For each line in the data below that holds "icon", return a copy.

EXERCISE INPUTS:
--*--
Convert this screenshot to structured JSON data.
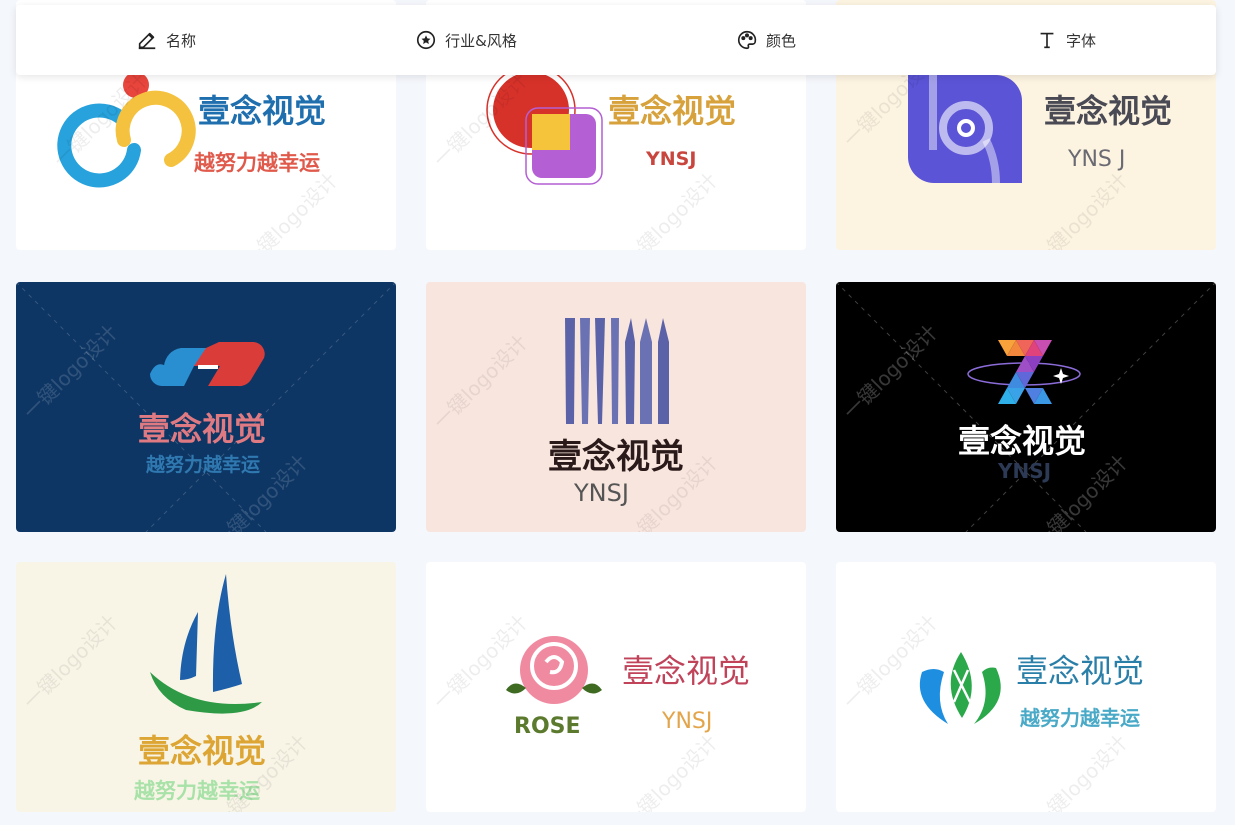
{
  "toolbar": {
    "items": [
      {
        "label": "名称",
        "icon": "pencil-icon"
      },
      {
        "label": "行业&风格",
        "icon": "star-circle-icon"
      },
      {
        "label": "颜色",
        "icon": "palette-icon"
      },
      {
        "label": "字体",
        "icon": "font-icon"
      }
    ]
  },
  "watermark": "一键logo设计",
  "cards": [
    {
      "name": "壹念视觉",
      "slogan": "越努力越幸运",
      "bg": "#ffffff"
    },
    {
      "name": "壹念视觉",
      "slogan": "YNSJ",
      "bg": "#ffffff"
    },
    {
      "name": "壹念视觉",
      "slogan": "YNS J",
      "bg": "#fdf3e1"
    },
    {
      "name": "壹念视觉",
      "slogan": "越努力越幸运",
      "bg": "#0d3664"
    },
    {
      "name": "壹念视觉",
      "slogan": "YNSJ",
      "bg": "#f8e5de"
    },
    {
      "name": "壹念视觉",
      "slogan": "YNSJ",
      "bg": "#000000"
    },
    {
      "name": "壹念视觉",
      "slogan": "越努力越幸运",
      "bg": "#f8f5e7"
    },
    {
      "name": "壹念视觉",
      "slogan": "YNSJ",
      "badge": "ROSE",
      "bg": "#ffffff"
    },
    {
      "name": "壹念视觉",
      "slogan": "越努力越幸运",
      "bg": "#ffffff"
    }
  ]
}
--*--
EXPECTED ANSWER:
        "icon": "pencil-icon"
        "icon": "star-circle-icon"
        "icon": "palette-icon"
        "icon": "font-icon"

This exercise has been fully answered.